Data records for software interfaces:
Start of Block

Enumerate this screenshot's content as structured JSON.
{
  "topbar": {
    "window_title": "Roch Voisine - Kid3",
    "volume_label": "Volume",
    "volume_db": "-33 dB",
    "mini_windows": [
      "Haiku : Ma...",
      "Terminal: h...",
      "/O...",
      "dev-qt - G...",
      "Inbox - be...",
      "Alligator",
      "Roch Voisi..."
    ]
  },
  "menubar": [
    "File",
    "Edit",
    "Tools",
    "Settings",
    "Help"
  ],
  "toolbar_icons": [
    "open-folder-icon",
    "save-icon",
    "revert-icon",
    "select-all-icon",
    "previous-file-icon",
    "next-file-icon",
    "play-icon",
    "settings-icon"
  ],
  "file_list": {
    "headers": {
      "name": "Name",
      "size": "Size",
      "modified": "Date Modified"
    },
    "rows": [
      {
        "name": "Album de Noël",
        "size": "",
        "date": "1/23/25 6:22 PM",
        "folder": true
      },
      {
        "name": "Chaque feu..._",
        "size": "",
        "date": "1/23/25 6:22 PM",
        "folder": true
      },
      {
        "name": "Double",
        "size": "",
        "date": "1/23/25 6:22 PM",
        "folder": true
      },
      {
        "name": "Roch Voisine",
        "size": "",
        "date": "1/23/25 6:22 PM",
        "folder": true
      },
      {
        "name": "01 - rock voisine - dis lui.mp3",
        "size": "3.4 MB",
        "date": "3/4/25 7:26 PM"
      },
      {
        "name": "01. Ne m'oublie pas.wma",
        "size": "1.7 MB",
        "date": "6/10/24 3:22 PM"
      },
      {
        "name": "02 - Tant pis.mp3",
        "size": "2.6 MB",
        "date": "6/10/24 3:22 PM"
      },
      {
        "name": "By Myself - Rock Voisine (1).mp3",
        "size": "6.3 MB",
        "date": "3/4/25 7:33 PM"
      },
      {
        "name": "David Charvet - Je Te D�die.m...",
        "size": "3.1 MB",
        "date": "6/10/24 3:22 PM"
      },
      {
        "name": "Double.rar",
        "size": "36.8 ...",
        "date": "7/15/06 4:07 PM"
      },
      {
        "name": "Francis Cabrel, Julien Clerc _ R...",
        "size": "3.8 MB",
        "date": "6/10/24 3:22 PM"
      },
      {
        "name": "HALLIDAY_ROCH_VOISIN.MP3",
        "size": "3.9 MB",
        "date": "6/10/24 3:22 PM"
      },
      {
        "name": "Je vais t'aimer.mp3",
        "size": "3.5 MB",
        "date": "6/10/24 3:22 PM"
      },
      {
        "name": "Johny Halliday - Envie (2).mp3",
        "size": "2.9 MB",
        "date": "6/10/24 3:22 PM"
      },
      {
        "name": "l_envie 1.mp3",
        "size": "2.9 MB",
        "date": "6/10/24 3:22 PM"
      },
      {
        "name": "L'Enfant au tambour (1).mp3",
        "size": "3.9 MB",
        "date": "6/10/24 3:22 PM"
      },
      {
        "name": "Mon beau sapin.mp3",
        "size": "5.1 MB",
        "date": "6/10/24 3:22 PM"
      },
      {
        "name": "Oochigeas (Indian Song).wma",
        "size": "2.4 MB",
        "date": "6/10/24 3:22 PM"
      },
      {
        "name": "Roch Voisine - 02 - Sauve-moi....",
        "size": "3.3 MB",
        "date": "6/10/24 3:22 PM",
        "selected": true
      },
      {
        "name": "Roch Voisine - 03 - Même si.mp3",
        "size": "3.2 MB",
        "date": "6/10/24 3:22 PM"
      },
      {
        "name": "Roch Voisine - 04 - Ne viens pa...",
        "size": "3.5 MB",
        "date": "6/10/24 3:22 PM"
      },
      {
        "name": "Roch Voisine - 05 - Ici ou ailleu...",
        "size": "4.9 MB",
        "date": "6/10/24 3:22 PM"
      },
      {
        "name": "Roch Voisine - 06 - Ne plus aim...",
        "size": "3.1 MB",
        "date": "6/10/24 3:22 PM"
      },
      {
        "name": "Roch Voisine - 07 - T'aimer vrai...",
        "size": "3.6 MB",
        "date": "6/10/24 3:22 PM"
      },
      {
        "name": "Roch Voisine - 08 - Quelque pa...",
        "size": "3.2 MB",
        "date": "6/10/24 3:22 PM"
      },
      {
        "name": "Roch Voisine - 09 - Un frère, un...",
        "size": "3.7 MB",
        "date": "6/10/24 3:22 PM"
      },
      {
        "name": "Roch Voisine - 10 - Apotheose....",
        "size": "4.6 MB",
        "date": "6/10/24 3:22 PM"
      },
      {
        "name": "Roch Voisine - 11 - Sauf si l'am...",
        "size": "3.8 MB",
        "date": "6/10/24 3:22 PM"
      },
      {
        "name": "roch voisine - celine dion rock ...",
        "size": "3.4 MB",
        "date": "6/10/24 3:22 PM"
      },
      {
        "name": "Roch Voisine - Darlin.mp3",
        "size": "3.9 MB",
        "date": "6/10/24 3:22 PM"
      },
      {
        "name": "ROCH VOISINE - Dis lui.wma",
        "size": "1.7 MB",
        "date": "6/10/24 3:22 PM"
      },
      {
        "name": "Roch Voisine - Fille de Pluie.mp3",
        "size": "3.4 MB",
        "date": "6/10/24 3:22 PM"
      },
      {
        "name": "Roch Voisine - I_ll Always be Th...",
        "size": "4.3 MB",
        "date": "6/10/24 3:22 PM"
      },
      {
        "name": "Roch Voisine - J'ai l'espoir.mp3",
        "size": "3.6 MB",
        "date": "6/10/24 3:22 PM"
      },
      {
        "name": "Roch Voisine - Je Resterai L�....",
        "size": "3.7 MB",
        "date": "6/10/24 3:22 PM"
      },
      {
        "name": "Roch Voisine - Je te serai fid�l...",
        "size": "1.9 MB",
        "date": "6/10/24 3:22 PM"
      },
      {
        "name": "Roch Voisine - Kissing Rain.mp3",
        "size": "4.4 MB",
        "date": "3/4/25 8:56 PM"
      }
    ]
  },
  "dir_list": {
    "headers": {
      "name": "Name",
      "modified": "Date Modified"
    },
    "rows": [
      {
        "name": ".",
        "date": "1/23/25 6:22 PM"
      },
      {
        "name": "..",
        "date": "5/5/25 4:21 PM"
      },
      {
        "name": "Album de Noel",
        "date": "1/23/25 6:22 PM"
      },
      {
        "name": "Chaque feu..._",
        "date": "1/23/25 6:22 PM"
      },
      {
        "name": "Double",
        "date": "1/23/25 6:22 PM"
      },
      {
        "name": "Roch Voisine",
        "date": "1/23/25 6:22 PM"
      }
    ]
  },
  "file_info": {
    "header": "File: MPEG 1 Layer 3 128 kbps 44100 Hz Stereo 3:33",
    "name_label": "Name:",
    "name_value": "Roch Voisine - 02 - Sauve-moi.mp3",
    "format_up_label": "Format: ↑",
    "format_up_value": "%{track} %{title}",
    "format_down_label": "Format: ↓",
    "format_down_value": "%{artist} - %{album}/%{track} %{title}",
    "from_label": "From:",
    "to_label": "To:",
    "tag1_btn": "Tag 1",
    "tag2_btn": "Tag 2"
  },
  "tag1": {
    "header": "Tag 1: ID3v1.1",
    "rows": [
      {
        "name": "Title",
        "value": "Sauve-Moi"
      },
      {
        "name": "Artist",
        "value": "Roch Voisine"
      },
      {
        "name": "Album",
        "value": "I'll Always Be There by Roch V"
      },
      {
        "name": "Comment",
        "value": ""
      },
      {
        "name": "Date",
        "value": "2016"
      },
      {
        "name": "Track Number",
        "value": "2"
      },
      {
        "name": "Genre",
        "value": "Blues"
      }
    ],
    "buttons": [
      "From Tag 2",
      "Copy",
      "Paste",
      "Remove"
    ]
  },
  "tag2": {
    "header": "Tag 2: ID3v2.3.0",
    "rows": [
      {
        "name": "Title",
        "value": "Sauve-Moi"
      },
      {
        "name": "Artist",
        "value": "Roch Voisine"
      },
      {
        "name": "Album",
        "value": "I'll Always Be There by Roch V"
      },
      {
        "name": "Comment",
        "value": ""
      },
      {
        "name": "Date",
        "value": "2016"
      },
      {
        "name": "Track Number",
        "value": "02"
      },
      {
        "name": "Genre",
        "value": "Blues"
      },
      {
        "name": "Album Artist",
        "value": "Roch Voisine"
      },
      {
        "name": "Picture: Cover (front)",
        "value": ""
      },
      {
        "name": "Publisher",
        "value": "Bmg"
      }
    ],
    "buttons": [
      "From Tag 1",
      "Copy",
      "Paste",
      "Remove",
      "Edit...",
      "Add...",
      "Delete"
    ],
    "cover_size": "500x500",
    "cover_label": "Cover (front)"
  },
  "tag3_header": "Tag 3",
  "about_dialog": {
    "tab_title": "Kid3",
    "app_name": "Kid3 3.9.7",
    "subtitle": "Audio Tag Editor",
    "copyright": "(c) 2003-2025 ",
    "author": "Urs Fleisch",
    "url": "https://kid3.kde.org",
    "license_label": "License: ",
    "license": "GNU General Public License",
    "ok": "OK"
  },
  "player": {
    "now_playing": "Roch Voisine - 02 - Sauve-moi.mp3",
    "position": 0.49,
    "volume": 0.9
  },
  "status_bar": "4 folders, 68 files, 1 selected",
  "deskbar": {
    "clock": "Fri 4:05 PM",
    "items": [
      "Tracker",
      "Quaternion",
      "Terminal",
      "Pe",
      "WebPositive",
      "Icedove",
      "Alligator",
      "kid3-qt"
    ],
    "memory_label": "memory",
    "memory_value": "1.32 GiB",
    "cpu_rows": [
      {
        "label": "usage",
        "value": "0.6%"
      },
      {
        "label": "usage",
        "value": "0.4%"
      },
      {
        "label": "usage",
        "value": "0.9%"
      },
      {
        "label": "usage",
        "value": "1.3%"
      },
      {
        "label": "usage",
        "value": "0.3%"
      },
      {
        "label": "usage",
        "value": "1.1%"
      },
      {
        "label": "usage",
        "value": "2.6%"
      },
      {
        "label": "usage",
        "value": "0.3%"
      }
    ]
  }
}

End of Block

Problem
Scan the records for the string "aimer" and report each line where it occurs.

Written response
        "name": "Je vais t'aimer.mp3",
        "name": "Roch Voisine - 07 - T'aimer vrai...",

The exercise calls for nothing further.